BEIJING -- A move by Volkswagen AG to finance auto loans in China will boost sales of upmarket models from Europe's largest car maker in the world's fastest-growing car market, a senior executive said on Thursday, Oct. 21.
But the going will be tough, in part because of the lack of consumer credit data and high default rates, Burkhard Breiing, chairman of the VW Financial Services board of management, told reporters.
"It will be a slow start relative to other markets," he said at the China venture's launch in Beijing. "We develop everything ourselves, including the credit risk control mechanisms.
"It is our wish that in China the infrastructure will be in place in the future. The government has understood it, but it takes long," he said.
China has no central credit rating agency, no laws to repossess cars from errant borrowers and a rising pool of non-performing car loans.
Chinese newspapers regularly report on people defrauding car dealers with fake identification papers and running away with the goods after the first payment.
Still, VW Financial expects the number of cars financed in China to grow to about 40 to 50 percent of cars sold per year by 2010, compared to 10 percent now, Breiing said.

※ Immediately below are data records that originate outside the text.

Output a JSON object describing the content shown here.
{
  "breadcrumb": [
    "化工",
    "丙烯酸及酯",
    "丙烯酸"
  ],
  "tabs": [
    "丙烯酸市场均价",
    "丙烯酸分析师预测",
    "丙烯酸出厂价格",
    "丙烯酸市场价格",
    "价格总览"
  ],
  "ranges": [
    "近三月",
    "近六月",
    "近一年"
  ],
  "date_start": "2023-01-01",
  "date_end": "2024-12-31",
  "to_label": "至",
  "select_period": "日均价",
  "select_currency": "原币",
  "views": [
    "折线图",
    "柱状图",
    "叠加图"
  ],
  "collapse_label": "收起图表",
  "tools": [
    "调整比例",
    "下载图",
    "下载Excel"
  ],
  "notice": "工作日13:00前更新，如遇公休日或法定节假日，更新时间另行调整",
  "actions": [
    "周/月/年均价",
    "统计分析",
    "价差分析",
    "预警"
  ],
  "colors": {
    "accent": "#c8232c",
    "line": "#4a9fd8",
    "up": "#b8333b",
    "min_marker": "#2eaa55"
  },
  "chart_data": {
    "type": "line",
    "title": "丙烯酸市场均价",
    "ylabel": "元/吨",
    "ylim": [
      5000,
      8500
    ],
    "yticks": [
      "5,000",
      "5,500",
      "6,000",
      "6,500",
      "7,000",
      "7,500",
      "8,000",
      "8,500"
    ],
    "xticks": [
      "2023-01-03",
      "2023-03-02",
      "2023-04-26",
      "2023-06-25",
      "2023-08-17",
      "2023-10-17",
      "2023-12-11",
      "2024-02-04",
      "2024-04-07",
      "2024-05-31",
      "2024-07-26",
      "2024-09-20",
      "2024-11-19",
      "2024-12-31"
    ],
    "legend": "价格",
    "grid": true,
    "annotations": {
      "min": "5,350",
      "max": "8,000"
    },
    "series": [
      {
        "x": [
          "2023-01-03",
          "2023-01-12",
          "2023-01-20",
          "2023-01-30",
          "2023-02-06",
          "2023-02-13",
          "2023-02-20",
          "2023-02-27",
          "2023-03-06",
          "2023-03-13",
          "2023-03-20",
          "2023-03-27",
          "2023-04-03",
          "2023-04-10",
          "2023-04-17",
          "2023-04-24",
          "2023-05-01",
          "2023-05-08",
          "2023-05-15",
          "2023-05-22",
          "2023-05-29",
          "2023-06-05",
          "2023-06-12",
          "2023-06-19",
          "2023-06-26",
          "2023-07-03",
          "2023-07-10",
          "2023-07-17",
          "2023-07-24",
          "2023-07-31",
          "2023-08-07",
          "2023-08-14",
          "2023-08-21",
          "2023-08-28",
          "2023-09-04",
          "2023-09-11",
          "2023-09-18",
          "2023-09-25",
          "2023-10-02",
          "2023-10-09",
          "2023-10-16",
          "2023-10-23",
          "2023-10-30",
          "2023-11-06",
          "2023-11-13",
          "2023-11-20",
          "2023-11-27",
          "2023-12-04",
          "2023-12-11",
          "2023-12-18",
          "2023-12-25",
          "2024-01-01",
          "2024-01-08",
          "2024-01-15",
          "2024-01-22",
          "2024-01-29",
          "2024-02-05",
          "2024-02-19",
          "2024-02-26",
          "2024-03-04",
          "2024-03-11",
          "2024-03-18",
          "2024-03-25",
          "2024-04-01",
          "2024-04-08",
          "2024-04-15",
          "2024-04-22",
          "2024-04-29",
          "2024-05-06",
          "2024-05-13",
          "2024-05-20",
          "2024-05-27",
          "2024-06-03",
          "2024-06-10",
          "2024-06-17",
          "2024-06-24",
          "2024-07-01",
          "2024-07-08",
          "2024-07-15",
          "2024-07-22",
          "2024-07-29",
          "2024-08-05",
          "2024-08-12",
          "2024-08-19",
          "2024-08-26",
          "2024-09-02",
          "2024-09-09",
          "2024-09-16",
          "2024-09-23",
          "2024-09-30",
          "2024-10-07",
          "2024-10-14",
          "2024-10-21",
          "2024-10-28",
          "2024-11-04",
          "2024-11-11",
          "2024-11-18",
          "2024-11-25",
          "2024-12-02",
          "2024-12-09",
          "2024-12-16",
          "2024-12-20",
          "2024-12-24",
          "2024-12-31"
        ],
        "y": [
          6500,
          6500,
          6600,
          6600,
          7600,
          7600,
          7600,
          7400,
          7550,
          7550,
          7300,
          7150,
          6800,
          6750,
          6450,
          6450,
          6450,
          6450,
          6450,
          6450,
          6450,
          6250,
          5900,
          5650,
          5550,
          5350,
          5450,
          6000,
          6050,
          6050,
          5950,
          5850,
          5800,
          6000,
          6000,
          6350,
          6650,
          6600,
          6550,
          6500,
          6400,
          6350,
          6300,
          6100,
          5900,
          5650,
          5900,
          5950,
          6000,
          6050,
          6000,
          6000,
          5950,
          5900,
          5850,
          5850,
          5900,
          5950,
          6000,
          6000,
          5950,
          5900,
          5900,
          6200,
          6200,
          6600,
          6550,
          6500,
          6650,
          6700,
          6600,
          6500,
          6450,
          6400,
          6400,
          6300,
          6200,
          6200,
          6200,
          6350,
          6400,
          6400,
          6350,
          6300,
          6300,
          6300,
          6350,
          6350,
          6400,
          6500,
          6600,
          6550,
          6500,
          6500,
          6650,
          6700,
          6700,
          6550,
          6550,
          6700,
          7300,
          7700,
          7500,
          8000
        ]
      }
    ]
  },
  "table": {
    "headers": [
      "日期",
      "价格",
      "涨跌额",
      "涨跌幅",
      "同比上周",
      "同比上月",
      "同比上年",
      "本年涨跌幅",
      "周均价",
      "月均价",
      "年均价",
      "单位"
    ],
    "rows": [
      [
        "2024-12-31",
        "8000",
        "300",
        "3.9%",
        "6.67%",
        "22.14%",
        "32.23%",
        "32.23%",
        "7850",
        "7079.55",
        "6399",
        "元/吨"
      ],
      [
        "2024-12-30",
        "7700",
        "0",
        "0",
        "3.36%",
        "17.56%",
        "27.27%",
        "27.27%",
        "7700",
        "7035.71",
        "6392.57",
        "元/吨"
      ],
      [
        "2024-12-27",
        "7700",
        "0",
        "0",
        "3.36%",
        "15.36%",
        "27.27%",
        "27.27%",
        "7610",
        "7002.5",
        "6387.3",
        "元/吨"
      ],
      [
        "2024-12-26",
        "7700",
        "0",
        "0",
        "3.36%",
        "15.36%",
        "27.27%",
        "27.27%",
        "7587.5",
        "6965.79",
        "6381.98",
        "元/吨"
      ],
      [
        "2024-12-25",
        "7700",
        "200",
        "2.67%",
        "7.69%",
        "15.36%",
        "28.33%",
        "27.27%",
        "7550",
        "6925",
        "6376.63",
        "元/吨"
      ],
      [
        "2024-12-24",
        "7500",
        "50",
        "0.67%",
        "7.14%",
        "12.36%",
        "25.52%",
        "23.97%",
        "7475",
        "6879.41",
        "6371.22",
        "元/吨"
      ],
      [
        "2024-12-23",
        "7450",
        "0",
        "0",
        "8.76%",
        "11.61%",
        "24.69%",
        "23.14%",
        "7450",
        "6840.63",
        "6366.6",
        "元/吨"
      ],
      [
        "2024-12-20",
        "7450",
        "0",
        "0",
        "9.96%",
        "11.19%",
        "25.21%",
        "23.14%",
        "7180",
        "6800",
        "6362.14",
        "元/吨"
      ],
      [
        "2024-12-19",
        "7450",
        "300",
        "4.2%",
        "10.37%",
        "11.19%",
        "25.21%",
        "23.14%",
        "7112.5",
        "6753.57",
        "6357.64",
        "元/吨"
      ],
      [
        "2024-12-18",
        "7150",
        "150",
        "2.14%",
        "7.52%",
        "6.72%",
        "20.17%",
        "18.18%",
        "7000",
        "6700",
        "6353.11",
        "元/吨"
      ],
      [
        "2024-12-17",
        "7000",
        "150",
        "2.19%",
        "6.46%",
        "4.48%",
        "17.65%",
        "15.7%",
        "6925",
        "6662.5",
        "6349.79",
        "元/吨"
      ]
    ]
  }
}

That figure compares to between 60 percent and 80 percent in mature European countries.
Car makers who sped into China with dreams of selling a vehicle to every family may need the boost from car loans.
Firms ranging from world leader General Motors to China's biggest car maker Shanghai Automotive Industry Corp. warn investors about weak growth in the country.
Breiing, who declined to discuss Volkswagen's sales in China, said the financing venture that has start-up capital of 500 million yuan ($60 million) was expected to break even in five years.
"Customers who have the flexibility which we provide usually go for a higher priced car. That is a huge help for the manufacturers," he said.
Volkswagen, the market leader in China, started offering car financing in the country in September, following in the footsteps of GM.
Ford Motor Co. and Toyota Motor Corp. have initial approval to start car loans.
Klaus-Uwe Schaffrath, general manager of VW Financial's China business, said the Chinese default rate was between 3 and 5 percent, according to independent studies, which he called "very high".
"I think it's higher in China than it should be," he said.
For now, the firm offers financing through just nine Volkswagen dealers in Beijing, but executives expect to expand to cover all the major domestic markets within five years.
Analysts expect China's car market to rise between 10 and 20 percent this year from last year's 2 million sales, as government credit curbs curtail consumer spending.